Doctor of Education in Educational Leadership (EdD)


Susan Quindag


natural disaster, persistence, infrastructure, and transcendental phenomenological study


Educational Leadership

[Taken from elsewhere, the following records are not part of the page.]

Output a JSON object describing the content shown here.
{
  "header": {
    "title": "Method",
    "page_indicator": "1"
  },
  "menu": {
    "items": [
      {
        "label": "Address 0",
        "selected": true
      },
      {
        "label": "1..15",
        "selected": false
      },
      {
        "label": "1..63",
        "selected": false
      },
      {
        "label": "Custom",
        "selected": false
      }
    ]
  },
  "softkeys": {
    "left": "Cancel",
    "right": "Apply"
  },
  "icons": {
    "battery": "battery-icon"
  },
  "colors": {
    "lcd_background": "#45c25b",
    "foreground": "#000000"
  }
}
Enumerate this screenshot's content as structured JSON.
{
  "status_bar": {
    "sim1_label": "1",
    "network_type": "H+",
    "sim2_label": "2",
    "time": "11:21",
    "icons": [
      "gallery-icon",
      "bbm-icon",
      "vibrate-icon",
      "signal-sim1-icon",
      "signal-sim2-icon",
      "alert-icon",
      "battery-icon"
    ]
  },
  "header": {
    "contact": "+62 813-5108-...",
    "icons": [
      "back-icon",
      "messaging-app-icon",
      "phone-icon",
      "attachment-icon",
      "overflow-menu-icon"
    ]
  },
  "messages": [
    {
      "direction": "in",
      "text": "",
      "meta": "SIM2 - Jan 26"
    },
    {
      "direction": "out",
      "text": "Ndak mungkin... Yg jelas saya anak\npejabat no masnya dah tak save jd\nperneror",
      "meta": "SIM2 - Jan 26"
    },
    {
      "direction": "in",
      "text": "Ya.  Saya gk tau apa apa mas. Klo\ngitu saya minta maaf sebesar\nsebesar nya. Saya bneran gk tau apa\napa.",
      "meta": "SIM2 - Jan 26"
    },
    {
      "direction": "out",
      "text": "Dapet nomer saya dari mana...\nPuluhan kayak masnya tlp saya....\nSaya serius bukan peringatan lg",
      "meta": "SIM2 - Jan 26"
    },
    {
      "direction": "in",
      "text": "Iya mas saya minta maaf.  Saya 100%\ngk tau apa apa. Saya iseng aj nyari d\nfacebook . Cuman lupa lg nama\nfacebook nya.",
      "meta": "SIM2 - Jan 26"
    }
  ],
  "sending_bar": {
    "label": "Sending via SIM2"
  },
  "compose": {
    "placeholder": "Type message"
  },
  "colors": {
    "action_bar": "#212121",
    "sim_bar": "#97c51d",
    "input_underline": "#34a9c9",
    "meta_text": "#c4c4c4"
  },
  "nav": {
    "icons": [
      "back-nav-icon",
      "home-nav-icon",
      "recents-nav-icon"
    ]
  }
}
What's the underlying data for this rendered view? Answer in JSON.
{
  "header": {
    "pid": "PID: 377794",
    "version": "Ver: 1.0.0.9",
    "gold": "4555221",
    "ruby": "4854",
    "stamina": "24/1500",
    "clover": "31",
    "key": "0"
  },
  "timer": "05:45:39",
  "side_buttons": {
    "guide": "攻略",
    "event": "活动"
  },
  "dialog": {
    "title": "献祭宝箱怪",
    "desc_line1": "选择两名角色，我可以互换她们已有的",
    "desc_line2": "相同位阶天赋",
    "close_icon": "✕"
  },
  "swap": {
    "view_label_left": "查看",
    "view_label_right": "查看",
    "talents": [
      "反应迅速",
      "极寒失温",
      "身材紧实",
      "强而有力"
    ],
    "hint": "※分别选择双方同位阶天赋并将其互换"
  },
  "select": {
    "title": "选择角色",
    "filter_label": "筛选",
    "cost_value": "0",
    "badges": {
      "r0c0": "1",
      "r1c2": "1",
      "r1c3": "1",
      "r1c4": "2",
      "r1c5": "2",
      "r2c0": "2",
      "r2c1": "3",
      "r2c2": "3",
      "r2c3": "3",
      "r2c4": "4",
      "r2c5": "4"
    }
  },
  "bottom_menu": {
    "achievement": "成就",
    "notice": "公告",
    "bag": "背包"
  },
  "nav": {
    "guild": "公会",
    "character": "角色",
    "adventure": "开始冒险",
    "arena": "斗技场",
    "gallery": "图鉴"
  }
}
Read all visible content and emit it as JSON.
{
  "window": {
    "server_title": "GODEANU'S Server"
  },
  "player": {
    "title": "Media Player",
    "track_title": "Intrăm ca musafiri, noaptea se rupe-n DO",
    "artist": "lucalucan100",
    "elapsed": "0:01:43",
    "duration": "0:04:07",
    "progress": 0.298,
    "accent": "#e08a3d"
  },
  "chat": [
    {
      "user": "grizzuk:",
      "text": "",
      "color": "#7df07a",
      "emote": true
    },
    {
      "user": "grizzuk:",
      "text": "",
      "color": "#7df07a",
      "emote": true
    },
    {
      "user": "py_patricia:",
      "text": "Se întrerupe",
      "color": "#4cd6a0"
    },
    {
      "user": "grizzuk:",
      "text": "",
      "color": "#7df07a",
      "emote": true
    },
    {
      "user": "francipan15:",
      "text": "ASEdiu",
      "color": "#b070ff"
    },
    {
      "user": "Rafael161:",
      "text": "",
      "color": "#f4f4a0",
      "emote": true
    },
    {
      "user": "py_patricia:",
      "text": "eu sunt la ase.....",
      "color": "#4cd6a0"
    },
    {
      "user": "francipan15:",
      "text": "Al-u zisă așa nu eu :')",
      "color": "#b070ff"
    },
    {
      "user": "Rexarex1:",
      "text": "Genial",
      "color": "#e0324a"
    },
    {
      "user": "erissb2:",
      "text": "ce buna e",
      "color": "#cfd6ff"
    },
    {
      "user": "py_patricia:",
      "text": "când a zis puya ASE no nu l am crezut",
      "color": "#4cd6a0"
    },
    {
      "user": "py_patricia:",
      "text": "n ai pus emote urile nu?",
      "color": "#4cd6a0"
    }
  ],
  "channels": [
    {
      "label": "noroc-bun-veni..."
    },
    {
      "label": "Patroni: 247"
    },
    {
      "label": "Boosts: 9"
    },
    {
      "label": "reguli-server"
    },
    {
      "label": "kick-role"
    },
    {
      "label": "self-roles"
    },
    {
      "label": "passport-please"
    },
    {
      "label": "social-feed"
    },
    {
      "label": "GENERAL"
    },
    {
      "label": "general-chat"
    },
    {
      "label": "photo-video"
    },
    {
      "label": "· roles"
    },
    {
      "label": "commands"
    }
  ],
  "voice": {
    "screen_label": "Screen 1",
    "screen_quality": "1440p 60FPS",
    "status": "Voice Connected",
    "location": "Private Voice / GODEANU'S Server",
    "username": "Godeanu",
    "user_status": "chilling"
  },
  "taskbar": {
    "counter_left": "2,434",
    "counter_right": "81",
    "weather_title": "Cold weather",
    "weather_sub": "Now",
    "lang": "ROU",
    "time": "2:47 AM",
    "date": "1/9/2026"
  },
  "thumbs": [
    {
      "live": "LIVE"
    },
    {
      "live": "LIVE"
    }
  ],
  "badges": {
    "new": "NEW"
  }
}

The purpose of this transcendental phenomenological study was to determine the characteristics of students in higher education who persisted in their studies following the Hurricanes Irma and Maria in Puerto Rico in September 2017. The central research question for this study was: "what are educators’ and students’ perceptions of the characteristics necessary to persist in a difficult environment following a natural disaster?” The theories guiding this study were Maslow’s hierarchy of needs and Hobfoll’s conservation of resources theory. This study was conducted as a transcendental phenomenological study utilizing a sample that contained five educators and eight students who attended high schools in Puerto Rico during two hurricanes. The participants must have been a part of the educational system for at least three years prior to Hurricane Maria. The setting was Terra Bonita, a city in Puerto Rico that sustained major infrastructural damage during the hurricanes. Many parts of the city were without power for over a year following the hurricanes. The data collection process involved the following three methods: timelines prepared by the students and faculty participants, semi-structured interviews with the student participants, and a focus group with the faculty participants. The data was analyzed utilizing Braun and Clarke’s thematic analysis. The study yielded four themes and eight sub-themes during data analysis. The themes were socialization, continuing education, desire to stay in Puerto Rico, and barriers to leaving. The sub-themes were concern for one another, the need for normalcy, schools pre and post hurricanes, future career plans, value of education, characteristics of persistent students, their home, and sense of community.